Software development is a complex process. Despite software engineering’s rapid evolution through easier-to-read and write programming languages, better development tools, and better project management approaches, errors in the code, or bugs, can happen and will happen.
Once it is accepted that bugs are inevitable, the question is not so much how to eliminate them from the start, but rather how to manage them in a manner that causes minimum disruption for the end user. That’s why software projects typically require several environments that directly correspond to the three key phases of the software development process.
These three phases of the software development process, or the software development lifecycle (SDLC), are:
And they are one of the most easily overlooked features in online application builders, even though their impact on the quality of and the continuous delivery of the application is tremendous.
Building software is more than checking in code into a code repository. Having in place a develop-test-release pipeline is critical to delivering software to end-user successfully. And even though the three environments’ names are quite self-explanatory, it is worth taking a closer at each and its purpose:
The phase where code is written, bugs are fixed and new features are implemented. This is the phase where software is actively being developed.

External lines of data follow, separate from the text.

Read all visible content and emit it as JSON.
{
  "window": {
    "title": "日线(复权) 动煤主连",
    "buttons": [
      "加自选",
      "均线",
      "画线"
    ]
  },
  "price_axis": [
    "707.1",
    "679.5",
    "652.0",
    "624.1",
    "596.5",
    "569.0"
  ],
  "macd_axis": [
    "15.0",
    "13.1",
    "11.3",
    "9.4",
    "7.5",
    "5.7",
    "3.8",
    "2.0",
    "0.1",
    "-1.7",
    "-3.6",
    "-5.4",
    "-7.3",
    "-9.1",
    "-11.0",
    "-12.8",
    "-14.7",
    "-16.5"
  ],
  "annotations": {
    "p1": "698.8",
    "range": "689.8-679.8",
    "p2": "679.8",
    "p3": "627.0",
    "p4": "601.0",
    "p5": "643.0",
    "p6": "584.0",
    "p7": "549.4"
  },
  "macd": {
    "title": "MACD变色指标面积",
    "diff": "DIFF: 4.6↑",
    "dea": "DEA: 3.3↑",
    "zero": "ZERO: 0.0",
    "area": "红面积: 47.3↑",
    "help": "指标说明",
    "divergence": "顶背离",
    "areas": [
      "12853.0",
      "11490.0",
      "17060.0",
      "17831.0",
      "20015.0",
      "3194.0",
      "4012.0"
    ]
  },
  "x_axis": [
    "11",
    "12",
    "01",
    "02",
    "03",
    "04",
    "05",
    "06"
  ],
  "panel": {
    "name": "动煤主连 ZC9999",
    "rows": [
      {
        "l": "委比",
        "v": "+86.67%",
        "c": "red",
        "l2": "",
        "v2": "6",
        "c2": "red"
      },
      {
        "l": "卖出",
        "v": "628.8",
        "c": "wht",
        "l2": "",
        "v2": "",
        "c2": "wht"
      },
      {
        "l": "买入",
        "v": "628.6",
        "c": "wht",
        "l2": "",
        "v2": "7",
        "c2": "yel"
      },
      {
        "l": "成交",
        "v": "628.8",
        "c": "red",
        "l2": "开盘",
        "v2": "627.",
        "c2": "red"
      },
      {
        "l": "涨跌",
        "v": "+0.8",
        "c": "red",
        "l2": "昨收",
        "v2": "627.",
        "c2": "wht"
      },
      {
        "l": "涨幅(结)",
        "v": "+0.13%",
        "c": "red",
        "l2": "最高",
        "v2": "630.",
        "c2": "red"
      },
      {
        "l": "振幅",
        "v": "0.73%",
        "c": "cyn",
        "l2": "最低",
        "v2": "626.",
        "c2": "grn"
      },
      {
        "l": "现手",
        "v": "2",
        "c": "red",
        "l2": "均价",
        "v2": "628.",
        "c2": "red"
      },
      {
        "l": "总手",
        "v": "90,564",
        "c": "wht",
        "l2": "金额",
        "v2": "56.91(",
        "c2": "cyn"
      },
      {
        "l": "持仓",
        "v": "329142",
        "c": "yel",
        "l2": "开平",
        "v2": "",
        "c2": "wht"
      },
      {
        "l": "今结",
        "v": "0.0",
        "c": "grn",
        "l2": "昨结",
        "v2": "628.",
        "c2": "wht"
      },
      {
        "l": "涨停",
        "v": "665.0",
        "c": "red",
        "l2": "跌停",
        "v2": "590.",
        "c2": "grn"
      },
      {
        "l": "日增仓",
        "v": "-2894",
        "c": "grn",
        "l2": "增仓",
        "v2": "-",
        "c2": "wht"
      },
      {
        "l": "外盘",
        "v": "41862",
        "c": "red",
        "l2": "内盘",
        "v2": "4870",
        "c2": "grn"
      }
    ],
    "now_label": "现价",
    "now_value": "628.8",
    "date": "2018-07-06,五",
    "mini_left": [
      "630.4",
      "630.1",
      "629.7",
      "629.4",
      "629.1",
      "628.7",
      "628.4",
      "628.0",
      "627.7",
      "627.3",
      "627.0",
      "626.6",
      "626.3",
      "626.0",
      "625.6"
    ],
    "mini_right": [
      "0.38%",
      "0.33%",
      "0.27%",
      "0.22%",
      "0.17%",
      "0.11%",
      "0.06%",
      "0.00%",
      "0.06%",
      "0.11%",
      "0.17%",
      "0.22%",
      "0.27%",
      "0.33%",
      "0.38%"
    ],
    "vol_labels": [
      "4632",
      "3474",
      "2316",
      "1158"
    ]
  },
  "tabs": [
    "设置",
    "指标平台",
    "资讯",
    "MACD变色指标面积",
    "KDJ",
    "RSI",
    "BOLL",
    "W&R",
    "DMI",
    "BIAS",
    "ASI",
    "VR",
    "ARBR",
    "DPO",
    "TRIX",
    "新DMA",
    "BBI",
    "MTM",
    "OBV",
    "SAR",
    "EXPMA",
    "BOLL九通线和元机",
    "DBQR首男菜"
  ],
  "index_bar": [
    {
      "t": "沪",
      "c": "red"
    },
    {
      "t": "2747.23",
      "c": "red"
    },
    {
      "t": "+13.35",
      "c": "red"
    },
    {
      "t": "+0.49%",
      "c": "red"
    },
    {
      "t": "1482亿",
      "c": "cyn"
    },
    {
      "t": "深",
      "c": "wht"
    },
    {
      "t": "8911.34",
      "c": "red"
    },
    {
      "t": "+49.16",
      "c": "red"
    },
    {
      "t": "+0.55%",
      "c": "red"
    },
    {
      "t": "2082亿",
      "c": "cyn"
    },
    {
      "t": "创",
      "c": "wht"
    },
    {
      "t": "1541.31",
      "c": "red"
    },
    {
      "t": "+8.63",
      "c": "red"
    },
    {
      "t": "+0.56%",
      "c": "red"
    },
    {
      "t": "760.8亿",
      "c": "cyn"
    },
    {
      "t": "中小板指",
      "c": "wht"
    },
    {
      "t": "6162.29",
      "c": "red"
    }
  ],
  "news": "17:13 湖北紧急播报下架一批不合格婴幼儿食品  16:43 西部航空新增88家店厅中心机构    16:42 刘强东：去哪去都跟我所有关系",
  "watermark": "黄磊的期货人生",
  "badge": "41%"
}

Invisible to the end users, the testing or staging environment is where a system, once it has been built, is accessed by a team of testers. Staging should be a replica of the production stack, and it is where the software is thoroughly tested to ensure that it is functioning correctly and meets all requirements.
The production environment is where end-users access an application. Deployment to production should only happen after an application has successfully passed the testing phase.
Setting up and maintaining these three environments may sound logical and easy enough. But there’s a lot more to it. For example, not everyone in a development team should have permission to deploy to production. Instead, there should be a gatekeeper, who manages and oversees deployment to production. This requires development teams to put in place access controls that secure the production environment and to make sure that deployment to production is authorized and audited.
Another challenge in managing environments is data & data access. For compliance reasons, developers should not have access to production data. But in order to test their application, they need to have access to production-like data. Ideally, the test environment comes with its own database, which is separate but similar to the production database.
As a side note, for most software development projects, development, testing, and production are enough to manage releases properly. In some enterprise cases, a fourth environment for User-Acceptance Testing (UAT) is required.
Most application builders have automated deployment features for developers. Developers can deploy their applications with a single click to the cloud and do not have to have cloud expertise to do so. Another advantage is that developers do not need to waste time setting up their environment. Everything is in place already, and they can go straight into the development of an application’s functional requirements.
But not all application builders give developers a full release cycle that incorporates the three stages of the software development lifecycle.
For example, in some application builders, developers do not have the option to deploy to development or testing. There is no sandbox environment. Instead, every change that they make to the application will be pushed straight into production. This can work but is generally not advisable. Admittedly, software testing is costly, time-consuming, and oftentimes, not the most exciting task. But not testing software is even more expensive and the risk of “breaking prod” is simply not a risk worth taking.
That’s why one thing to do before building software with a no-code, low-code, or any other online application builder is to check how many environments there are per application. If you only get one environment per application (which, by default, is where your end-users will access the application), don’t expect to build and maintain serious software.
Five has two kinds of guardrails in place that help development teams ensure only production-worthy changes reach the production environment.
First, for each application, Five provides a development, testing, and production environment. The development environment gives developers working in Five the chance to preview their applications. Each developer has their own development environment and they can deploy to their development environment without affecting anyone else’s work or experience on the application.
Once a production-worthy version of an application has been built, applications can be pushed into testing. Testing will not impact the production or development environment. And once an application has been tested, it can be pushed into production, all straight from inside Five, with only a single click.
Second, Five is designed to have a single gatekeeper to manage and oversee deployment to testing or production. By default, developers can only deploy to development, which reduces the risk of accidental commits that affect the end user in production. Admins, however, can deploy to production. This also means that engineers can focus on their primary responsibility: building new features for someone else to review them. The system takes care of the release cycle.
Last, web applications built with Five are hosted on AWS, using Kubernetes and Docker. When launching applications to production from inside of Five, developers do not need to install, operate, and scale their own cluster, as deployment is fully automated. The only choice developers make is right-sizing the underlying Virtual Machine that their application is running on (for their worker node). Inside Five, developers can select from AWS’ EC2 T3 instances, a low-cost burstable general-purpose instance type, and a cost-effective way to run general-purpose workloads in the cloud.
Using Five’s free tier (available for download on our website), developers can build applications locally for free. Only if they build something production-worthy, they deploy applications to the cloud, using Five’s paid plan. To get started today, simply visit Five, sign up for a free download and start building!